One Last Thing
You are walking towards the river bank – and for once, this night, you are the only one walking towards the river bank. There are neither crickets for little points of sound, nor lightning bugs for little points of light. There are scraps of ex-belongings in the street gutters. Small things – an inhaler, a paperback book, a cardboard box (which is always in a state of belonging to someone else). Large things – a mattress. A tire-less bike. A memory.
You have never been here this deep into May, after everyone else has gone home. A bit like a dream you had once: your house, exactly as it was in waking life, with every wall and floorboard and picture frame placed perfectly, except when you look out the window, you find it has been dropped in the middle of a desert.
You whistle. You find you can’t really whistle. But you wish you could, because there’s no one else whistling, and it makes the dark that much heavier.
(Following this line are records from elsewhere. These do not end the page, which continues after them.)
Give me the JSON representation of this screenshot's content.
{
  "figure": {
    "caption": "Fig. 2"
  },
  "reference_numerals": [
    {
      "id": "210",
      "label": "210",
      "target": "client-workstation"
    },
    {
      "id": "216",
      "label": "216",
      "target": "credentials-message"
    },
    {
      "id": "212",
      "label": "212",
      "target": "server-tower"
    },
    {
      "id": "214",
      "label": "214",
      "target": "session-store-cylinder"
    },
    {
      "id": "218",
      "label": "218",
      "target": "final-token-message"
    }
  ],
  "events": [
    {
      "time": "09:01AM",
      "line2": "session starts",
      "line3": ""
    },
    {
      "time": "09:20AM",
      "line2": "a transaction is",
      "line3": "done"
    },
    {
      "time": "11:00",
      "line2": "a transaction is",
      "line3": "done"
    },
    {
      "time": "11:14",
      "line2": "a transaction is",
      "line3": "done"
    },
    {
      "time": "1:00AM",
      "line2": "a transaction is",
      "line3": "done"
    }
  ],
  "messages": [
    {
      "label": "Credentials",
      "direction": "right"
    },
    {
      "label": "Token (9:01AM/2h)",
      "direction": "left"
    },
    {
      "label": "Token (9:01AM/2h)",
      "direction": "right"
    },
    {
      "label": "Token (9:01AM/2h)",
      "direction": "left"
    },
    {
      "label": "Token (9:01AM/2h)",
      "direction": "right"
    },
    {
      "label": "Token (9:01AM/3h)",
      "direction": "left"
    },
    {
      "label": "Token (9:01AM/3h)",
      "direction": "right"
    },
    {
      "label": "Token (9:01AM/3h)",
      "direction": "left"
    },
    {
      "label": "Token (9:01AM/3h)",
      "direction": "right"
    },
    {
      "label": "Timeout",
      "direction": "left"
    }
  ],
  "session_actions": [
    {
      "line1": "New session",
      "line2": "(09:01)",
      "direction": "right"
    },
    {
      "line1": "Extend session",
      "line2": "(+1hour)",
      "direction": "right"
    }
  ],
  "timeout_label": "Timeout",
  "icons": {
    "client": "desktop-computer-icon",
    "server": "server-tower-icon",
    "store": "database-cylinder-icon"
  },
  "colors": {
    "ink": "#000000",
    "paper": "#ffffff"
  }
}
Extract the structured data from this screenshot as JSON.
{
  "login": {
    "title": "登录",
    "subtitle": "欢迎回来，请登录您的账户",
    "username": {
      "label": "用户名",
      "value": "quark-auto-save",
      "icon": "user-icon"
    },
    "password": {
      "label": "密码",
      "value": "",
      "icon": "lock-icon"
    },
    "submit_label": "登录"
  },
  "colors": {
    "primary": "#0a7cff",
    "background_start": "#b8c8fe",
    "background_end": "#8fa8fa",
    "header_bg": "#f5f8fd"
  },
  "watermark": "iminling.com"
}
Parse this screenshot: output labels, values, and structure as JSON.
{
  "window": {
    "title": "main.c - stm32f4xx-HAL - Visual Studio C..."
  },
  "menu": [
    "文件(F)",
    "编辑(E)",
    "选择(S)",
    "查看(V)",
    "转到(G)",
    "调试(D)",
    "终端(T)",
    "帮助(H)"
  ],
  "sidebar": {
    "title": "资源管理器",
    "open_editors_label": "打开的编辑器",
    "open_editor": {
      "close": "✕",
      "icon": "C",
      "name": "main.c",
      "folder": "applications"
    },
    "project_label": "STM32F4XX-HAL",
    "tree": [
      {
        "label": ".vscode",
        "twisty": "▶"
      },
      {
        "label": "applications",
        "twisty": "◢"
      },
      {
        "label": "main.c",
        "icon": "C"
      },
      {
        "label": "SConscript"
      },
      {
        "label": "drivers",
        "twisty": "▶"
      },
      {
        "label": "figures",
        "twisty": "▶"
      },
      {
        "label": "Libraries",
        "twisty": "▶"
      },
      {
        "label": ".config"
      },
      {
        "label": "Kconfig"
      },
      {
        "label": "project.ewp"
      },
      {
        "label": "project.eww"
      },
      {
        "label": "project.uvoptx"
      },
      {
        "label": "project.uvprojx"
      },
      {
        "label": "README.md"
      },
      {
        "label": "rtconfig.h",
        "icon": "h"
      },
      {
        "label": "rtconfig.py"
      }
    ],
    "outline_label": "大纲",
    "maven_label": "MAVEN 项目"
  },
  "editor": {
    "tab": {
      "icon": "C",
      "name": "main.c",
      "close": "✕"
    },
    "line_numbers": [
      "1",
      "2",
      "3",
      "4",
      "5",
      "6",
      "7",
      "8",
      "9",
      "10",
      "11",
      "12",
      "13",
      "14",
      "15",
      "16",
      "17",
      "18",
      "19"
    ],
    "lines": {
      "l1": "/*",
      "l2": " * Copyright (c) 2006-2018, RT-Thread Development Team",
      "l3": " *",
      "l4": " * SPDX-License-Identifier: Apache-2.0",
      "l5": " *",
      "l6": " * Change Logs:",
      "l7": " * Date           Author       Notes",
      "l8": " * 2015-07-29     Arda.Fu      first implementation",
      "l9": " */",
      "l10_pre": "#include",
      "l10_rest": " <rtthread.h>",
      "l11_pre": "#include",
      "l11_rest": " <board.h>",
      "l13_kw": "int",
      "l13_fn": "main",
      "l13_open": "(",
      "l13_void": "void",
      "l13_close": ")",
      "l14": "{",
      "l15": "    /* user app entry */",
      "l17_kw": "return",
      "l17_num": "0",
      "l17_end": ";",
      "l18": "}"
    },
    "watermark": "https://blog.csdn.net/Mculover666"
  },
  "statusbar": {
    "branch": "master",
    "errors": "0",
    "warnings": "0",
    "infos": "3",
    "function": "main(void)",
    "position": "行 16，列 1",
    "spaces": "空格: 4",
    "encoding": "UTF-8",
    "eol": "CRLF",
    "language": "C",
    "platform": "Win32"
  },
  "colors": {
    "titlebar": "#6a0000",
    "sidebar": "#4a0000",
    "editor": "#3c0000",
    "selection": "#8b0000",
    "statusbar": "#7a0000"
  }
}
You reach the river. It smells like absolutely nothing, which is odd. You look at the benches, at the grass, and think of the people you met in each spot. They are all scattered now, and probably forever will be. At least, to you. They will gravitate to each other like small pins to a magnet, somewhere on the world again – except for you. You are not made of metal.
You walk back up towards the street, seeking the light of a familiar pizza shop that is open much longer than anything should be. You walk in. It’s exactly as you know it, and still full of people, only you don’t know any of them. You wonder where they’ve all come from. Have you been transplanted into a new city? Have you outstayed your welcome? Does it become a new place when you leave every mid-May, and you have just never stayed to see it before? Like different birds populate different country sides at various times of year, so that tourists will think a native fauna is something else entirely? Have you woken up in your house in the middle of the desert again?
You keep walking up the street to the bus stop to take the bus home. You check online to see when it will come. Its route is absent from the screen. It too stopped running last week. The same bus that ran through snow emergencies in the midst of the shut-down city; it could stand everything but this time of year. This lapse. Mid-may. Mid-may. A bird learning to sing that leaves before its partner can respond: late-May. Late-May. Late May you be: in growing old, in returning home, in feeling loss grow like a cavity in your bones.
You walk home the long way, unafraid of the cover of dark. It hides you as well as anything you could fear.